Chronic pain patients have a very high risk of becoming addicted to opioids if they are also coping with a mood disorder. A 2017 study found most patients — 81 percent — whose addiction started with a chronic pain problem also had a mental health disorder. Another study found patients on morphine experience 40 percent less pain relief from the drug if they have mood disorder. They need more drugs to get the same benefits.
People with mood disorders alone are also more likely to abuse opioids. A 2012 survey found patients with depression were twice as likely to misuse their opioid medications.
“So, not only does a mood disorder affect a person’s addiction potential, but it also influences if the opioids will successfully treat their pain,” Cahill said.
Meanwhile, the country is living through sad times. Some research suggests social isolation is on the rise. While the opioid epidemic started long before the recession, job loss has been linked to a higher likelihood of addiction, with every 1 percent increase in unemployment linked to a 3.6 percent rise in the opioid-death rate.
Can the brain swing back?
As an opioid disorder progresses, a person needs a higher quantity of the drugs to keep withdrawal at bay. A person typically overdoses when they take so much of the drug that the brain stem slows breathing until it stops, Kosten said.
Many physicians have turned to opioid replacement therapy, a technique that swaps highly potent and addictive drugs like heroin with compounds like methadone or buprenorphine (an ingredient in Suboxone).
These substitutes outcompete heroin when they reach the opioid receptors, but do not activate the receptors to the same degree. By doing so, they reduce a person’s chances for overdosing. These replacement medications also stick to the receptors for a longer period of time, which curtails withdrawal symptoms. Buprenorphine, for instance, binds to a receptor for 80 minutes while morphine only hangs on for a few milliseconds.

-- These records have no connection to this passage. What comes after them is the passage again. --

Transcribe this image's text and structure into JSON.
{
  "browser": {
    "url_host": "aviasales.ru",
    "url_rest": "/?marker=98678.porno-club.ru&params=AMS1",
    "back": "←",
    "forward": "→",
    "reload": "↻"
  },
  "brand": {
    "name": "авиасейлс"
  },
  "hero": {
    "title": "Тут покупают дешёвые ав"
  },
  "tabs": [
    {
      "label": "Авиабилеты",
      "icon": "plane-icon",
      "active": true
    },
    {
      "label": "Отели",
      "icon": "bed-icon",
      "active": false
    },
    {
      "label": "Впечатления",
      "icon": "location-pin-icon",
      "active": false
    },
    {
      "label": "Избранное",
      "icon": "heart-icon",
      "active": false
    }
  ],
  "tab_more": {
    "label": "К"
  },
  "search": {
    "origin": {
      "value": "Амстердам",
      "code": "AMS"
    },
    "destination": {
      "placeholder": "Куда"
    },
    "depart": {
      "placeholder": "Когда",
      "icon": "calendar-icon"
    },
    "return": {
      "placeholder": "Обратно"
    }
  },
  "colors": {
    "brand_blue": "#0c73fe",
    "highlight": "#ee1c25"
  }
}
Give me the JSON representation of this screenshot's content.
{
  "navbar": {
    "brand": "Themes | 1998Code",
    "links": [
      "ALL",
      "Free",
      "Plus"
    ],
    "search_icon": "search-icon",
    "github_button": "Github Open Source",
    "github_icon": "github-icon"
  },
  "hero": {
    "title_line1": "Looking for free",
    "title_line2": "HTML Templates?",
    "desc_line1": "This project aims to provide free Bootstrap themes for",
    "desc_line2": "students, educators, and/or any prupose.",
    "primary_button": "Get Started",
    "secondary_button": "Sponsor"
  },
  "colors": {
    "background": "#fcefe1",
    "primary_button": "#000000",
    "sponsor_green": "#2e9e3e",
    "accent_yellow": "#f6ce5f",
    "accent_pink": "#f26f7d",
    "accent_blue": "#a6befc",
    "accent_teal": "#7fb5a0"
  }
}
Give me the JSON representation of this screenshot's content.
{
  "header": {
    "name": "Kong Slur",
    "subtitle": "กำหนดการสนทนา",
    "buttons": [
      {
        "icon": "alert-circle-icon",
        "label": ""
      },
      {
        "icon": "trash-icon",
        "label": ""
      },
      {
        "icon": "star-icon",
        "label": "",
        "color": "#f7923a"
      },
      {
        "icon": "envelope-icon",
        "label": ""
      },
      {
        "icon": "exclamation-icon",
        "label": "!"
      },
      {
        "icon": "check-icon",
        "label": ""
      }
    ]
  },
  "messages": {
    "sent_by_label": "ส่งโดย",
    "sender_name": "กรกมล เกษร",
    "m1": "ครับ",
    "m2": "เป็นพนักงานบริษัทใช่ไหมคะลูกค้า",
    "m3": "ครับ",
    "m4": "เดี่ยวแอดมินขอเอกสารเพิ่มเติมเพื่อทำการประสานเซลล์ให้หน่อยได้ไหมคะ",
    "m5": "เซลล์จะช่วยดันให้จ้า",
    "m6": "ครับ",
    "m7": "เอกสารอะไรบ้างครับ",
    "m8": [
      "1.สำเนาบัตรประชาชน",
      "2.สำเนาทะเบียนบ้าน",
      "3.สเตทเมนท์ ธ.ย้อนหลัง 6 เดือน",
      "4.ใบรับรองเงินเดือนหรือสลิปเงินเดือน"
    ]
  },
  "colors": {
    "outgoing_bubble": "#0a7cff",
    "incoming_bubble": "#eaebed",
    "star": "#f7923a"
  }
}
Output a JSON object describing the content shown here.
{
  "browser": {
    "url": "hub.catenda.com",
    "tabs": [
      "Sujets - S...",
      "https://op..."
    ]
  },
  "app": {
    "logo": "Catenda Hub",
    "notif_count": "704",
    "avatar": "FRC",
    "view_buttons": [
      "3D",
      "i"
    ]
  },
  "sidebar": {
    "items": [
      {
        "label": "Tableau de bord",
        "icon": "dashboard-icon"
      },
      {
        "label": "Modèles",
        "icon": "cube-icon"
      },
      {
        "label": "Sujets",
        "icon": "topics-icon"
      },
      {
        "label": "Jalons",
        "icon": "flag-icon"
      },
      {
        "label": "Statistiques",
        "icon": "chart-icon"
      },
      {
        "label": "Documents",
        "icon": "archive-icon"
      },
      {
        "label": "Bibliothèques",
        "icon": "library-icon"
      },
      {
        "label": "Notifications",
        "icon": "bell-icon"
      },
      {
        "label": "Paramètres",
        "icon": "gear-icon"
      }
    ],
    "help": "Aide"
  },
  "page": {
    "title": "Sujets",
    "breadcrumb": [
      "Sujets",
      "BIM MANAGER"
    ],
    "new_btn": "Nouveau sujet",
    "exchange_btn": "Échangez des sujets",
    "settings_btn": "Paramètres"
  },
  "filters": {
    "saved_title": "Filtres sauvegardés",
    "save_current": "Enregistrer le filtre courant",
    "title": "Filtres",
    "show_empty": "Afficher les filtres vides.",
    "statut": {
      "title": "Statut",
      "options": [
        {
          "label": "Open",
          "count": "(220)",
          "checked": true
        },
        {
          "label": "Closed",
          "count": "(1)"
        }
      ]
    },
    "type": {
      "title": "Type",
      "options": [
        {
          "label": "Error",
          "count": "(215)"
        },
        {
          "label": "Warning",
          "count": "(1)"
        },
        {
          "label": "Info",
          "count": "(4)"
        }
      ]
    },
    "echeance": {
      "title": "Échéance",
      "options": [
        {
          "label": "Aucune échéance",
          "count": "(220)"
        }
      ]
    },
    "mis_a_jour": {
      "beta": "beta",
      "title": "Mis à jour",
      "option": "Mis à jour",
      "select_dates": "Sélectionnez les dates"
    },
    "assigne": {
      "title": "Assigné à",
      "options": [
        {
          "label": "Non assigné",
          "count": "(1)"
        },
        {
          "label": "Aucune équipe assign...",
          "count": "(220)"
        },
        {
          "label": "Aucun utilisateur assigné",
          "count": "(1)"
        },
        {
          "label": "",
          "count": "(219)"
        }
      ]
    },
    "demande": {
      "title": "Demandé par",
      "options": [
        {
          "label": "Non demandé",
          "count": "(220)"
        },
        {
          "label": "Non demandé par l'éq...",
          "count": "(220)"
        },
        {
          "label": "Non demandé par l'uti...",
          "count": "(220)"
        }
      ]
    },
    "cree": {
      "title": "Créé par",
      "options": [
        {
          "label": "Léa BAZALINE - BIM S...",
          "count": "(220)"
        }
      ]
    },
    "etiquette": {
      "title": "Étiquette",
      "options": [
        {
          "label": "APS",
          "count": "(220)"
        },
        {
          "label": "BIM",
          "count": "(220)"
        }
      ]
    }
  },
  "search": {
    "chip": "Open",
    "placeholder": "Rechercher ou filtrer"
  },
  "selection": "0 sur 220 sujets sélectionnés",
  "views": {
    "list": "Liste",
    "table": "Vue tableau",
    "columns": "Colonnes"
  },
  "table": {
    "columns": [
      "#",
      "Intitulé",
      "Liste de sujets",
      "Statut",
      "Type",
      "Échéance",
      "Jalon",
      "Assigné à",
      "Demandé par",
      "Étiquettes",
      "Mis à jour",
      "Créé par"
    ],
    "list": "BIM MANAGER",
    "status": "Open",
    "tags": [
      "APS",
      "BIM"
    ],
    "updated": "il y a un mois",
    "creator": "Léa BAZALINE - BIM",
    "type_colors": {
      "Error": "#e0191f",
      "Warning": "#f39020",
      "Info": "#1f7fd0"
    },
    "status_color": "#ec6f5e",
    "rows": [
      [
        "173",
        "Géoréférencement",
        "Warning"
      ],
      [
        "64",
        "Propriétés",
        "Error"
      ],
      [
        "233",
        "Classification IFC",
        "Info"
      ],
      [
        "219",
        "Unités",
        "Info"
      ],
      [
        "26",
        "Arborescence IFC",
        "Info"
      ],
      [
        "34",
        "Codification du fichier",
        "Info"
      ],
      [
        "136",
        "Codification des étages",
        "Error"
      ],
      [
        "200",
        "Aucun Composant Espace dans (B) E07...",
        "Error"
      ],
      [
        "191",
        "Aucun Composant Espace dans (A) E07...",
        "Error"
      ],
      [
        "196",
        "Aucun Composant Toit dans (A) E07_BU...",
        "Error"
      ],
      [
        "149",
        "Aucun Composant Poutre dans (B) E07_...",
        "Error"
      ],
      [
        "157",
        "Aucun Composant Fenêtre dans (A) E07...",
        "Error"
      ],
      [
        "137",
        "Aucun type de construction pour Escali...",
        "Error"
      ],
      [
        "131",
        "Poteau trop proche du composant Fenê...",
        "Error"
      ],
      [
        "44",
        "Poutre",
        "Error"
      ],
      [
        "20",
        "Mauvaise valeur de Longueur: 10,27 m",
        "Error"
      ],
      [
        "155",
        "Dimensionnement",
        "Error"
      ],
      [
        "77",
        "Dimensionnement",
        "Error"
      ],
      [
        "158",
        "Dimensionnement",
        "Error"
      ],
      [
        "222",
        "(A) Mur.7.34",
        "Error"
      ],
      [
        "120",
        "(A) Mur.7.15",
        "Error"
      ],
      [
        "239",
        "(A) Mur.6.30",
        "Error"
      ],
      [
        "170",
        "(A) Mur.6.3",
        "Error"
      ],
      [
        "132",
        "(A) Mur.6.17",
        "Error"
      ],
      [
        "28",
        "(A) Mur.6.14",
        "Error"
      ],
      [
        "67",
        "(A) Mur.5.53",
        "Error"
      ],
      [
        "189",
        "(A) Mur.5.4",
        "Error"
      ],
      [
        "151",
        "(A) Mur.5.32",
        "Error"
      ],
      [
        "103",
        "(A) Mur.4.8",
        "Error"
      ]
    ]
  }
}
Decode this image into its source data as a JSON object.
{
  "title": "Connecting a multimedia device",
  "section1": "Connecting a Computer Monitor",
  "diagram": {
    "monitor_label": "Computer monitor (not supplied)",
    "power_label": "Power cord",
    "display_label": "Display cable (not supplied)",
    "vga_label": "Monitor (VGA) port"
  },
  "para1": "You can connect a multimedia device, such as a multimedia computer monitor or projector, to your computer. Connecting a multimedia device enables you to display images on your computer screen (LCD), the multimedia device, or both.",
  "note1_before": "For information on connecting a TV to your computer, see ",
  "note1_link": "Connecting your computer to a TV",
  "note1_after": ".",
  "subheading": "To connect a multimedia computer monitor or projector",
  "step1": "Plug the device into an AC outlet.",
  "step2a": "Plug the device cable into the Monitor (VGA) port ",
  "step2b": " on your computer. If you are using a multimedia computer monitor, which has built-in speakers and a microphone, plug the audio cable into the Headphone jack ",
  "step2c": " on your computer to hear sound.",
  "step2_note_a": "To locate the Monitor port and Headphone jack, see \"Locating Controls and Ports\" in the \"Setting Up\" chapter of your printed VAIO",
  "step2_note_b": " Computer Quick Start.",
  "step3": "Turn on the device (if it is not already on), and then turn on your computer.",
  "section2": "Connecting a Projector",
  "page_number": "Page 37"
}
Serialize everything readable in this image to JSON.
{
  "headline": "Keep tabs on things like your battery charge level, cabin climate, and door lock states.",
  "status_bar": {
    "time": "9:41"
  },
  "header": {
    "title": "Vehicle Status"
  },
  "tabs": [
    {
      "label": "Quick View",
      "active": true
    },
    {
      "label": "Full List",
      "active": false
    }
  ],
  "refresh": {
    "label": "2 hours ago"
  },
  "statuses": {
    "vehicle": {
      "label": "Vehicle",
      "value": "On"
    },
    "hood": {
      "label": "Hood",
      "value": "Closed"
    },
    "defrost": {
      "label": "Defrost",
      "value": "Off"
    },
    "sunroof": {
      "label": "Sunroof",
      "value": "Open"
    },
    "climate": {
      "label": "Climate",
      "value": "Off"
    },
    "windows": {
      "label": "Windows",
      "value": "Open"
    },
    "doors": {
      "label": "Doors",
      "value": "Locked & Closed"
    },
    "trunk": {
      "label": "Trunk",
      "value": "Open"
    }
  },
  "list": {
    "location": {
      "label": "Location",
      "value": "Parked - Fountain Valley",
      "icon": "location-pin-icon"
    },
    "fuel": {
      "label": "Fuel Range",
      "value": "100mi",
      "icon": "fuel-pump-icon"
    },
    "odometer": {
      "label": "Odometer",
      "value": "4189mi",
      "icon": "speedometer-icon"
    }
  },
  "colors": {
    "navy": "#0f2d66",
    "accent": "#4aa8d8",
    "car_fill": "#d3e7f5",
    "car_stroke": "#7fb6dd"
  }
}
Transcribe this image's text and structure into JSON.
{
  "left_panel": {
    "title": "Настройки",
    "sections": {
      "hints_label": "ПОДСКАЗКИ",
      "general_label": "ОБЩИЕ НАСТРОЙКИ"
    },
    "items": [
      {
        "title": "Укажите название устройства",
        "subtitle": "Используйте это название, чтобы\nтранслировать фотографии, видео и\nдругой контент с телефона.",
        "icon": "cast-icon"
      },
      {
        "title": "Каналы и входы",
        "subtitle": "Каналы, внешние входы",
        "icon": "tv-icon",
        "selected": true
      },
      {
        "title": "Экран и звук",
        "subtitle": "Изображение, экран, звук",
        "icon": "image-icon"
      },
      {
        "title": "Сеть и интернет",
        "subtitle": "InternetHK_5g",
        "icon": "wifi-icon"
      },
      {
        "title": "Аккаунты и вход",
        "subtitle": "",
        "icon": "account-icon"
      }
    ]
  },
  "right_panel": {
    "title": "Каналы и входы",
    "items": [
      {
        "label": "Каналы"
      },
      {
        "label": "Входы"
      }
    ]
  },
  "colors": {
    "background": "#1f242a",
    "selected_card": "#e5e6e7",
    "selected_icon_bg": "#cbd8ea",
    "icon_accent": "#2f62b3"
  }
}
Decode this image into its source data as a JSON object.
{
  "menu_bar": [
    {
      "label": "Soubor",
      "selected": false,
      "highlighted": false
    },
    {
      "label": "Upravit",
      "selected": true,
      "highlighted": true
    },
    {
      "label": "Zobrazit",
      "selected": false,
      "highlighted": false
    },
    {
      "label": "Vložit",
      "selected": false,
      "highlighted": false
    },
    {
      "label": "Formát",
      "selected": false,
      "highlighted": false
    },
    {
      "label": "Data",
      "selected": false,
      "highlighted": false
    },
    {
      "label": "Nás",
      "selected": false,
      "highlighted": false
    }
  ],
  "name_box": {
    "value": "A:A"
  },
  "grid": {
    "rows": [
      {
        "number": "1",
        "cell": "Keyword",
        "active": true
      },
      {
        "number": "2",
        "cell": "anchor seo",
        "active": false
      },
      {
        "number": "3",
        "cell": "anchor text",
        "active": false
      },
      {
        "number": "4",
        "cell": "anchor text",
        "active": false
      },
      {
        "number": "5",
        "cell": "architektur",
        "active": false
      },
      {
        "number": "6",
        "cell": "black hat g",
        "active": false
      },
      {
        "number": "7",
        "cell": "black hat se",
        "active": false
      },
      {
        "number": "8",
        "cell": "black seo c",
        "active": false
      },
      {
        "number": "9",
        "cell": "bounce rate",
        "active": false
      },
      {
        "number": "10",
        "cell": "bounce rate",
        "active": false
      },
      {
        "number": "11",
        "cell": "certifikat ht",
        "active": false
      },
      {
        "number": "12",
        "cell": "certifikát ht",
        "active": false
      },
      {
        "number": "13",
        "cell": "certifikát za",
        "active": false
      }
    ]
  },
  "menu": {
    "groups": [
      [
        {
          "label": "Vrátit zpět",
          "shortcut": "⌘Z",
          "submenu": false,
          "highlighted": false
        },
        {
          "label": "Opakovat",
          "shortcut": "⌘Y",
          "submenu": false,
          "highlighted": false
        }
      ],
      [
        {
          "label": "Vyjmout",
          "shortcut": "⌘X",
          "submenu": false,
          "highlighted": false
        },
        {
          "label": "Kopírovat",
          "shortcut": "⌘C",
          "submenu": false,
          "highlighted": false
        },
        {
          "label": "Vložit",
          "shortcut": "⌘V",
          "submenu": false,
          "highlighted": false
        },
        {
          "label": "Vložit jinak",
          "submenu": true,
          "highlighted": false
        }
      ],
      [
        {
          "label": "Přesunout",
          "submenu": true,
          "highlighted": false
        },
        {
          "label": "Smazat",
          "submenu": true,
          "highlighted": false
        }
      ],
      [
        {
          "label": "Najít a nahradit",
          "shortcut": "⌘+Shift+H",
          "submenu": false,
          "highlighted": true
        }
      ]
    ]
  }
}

For some, this solution is not perfect. The patients need to remain on the replacements for the foreseeable future, and some recovery communities are divided over whether treating opioids with more opioids can solve the crisis. Plus, opioid replacement therapy does not work for fentanyl, the synthetic opioid that now kills more Americans than heroin. Kosten’s lab is one of many working on a opioid vaccine that would direct a person’s immune system to clear drugs like fentanyl before they can enter the brain. But those are years away from use in humans.
And Evans and Cahill said many clinics in Southern California are combining psychological therapy with opioid replacement prescriptions to combat the mood aspects of the epidemic.
“I don’t think there’s going to be a magic bullet on this one,” Evans said. “It’s really an issue of looking after society and looking after of people’s psyches rather than just treatment.